Why is rebase bad?

Rebasing can be dangerous! Rewriting history of shared branches is prone to team work breakage. This can be mitigated by doing the rebase/squash on a copy of the feature branch, but rebase carries the implication that competence and carefulness must be employed.

Should I squash and merge?

As a general rule, when merging a pull request from a feature branch with a messy commit history, you should squash your commits. There are exceptions, but in most cases, squashing results in a cleaner Git history that’s easier for the team to read.

Who should merge a pull request?

The reviewer, who is already looking at the code, could just merge it immediately.
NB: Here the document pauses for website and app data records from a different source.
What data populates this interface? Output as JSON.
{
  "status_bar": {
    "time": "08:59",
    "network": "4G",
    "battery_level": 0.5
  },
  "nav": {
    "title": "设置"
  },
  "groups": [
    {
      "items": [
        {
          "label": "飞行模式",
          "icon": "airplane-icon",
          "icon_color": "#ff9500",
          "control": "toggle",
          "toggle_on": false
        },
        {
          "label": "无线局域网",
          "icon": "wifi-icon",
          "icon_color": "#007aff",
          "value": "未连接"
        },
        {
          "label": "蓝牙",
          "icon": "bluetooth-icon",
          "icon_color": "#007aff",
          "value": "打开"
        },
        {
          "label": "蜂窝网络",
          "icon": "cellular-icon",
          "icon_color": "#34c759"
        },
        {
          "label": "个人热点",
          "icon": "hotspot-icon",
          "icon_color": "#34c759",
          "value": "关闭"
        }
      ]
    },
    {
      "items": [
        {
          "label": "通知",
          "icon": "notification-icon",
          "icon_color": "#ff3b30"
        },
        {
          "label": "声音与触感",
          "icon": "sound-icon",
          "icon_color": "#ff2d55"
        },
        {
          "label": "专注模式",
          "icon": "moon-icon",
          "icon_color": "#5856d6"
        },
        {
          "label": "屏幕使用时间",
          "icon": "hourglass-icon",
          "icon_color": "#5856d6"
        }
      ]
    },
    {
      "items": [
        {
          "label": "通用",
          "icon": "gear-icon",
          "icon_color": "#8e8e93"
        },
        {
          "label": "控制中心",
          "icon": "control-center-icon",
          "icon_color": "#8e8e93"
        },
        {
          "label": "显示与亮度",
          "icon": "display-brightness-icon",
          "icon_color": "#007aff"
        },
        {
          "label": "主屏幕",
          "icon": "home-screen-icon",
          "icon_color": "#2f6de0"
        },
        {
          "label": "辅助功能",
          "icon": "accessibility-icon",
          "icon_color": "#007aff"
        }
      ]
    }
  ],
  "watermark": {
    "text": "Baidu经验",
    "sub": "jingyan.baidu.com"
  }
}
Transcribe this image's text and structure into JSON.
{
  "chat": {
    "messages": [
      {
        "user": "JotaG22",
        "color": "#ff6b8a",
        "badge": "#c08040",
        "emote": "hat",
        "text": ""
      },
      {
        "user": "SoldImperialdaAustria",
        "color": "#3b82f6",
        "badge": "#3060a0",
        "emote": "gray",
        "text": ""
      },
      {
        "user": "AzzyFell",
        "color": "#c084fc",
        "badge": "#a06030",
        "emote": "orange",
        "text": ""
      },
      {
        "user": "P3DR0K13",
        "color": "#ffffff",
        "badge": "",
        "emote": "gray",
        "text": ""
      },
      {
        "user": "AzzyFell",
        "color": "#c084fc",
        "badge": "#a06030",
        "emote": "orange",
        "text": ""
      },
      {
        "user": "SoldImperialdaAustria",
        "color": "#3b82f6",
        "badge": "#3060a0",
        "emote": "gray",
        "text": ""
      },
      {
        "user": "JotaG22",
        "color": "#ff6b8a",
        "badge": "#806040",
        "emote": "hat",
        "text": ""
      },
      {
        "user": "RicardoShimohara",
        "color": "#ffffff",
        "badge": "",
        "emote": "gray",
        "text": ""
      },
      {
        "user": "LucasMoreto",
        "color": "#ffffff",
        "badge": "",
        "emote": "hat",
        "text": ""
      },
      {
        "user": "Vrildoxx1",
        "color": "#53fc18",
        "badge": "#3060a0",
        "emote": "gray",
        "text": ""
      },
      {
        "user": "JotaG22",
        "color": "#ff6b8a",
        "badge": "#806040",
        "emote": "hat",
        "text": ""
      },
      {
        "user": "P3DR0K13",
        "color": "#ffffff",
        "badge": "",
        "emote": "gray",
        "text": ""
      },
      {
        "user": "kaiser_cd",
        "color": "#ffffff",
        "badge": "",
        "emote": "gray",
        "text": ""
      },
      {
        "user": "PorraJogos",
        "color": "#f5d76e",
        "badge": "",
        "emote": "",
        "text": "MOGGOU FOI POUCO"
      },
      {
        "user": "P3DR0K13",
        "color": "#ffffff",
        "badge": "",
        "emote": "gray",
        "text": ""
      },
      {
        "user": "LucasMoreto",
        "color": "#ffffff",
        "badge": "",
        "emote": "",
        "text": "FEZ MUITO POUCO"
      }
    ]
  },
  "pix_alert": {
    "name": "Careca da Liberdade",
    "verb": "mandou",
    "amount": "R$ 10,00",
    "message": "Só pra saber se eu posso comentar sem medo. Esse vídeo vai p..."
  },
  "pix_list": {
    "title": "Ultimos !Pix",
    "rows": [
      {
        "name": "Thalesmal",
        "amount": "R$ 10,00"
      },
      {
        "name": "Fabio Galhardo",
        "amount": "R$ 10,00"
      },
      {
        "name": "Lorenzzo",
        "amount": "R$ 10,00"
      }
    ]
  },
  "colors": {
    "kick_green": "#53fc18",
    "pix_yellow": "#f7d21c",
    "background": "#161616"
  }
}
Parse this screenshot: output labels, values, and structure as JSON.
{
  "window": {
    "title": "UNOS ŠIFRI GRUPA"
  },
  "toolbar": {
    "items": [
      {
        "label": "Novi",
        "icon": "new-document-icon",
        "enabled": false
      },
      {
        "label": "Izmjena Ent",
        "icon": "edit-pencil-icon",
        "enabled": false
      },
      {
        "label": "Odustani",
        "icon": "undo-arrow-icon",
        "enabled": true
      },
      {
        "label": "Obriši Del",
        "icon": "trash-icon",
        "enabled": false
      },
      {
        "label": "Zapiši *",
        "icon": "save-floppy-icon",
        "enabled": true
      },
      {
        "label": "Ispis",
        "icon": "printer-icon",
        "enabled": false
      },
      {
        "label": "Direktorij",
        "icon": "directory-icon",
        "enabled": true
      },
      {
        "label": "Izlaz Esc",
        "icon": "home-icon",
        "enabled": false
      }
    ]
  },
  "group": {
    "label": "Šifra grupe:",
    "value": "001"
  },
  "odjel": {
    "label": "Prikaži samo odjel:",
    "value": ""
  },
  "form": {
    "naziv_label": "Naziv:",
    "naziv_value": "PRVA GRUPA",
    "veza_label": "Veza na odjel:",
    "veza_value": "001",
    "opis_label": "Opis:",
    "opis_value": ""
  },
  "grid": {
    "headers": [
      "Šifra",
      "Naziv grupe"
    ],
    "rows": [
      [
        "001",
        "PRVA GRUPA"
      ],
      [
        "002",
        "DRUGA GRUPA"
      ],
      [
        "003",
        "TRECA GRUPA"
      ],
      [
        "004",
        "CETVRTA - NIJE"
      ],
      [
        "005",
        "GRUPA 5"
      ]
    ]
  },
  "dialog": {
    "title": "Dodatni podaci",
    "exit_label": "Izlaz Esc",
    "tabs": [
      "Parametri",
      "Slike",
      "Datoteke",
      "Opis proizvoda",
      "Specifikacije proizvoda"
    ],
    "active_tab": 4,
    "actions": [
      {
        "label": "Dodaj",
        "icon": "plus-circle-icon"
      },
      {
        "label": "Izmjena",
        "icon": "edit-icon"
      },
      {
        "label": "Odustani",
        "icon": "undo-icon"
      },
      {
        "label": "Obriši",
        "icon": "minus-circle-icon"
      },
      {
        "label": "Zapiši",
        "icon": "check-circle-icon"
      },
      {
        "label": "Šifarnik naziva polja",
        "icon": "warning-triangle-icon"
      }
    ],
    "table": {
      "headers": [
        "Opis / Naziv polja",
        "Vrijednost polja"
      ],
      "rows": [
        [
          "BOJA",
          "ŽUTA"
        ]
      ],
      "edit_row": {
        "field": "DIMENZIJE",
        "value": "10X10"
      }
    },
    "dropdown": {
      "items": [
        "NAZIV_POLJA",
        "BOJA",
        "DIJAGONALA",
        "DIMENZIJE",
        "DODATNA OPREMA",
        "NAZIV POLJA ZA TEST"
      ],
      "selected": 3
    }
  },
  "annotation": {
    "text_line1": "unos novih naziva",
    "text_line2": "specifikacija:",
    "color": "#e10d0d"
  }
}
In the case of changes being requested at step 3, the agency to merge the pull request now rests solely with the PR’s author. No one besides the author will look at the changes prior to merging.

How many commits in a pull request?

One CommitOne Commit per Pull Request.

How do you squash all commits in one?

To squash multiple commits into one in the branch you’re on, do the following:Run git log to determine how many commits to squash. … Run git rebase -i HEAD~4 (with 4 being the number of commits)OR.Run git rebase -i [SHA] (where [SHA] is the commit after the last one you want to squash.More items…•

How do you squash commits in PR?

The default command before each commit is “pick”, so you just need to s/pick/squash/ for all the commits you want to squash, and then all of them will be squash into their last previous commit. Make sure you are rebasing on a correct branch.

Why do pull requests?

A pull requests is a mechanism for a developer to notify team members that a feature or fix, developed on a separate branch, is ready. This lets everybody involved know that they can review the code, providing a forum discussing the implementation of the proposed feature.

What makes a good pull request?

Offering feedbackFamiliarize yourself with the context of the issue, and reasons why this Pull Request exists.If you disagree strongly, consider giving it a few minutes before responding; think before you react.Ask, don’t tell. … Explain your reasons why code should be changed. … Offer ways to simplify or improve code.More items…•

Why merge commits are bad?

7 Answers. People want to avoid merge commits because it makes the log prettier. Seriously. It looks like the centralized logs they grew up with, and locally they can do all their development in a single branch.

Should I rebase or merge?

For individuals, rebasing makes a lot of sense. If you want to see the history completely same as it happened, you should use merge. Merge preserves history whereas rebase rewrites it . Rebasing is better to streamline a complex history, you are able to change the commit history by interactive rebase.

What is Git merge commit?

Git merging combines sequences of commits into one unified history of commits. There are two main ways Git will merge: Fast Forward and Three way. Git can automatically merge commits unless there are changes that conflict in both commit sequences.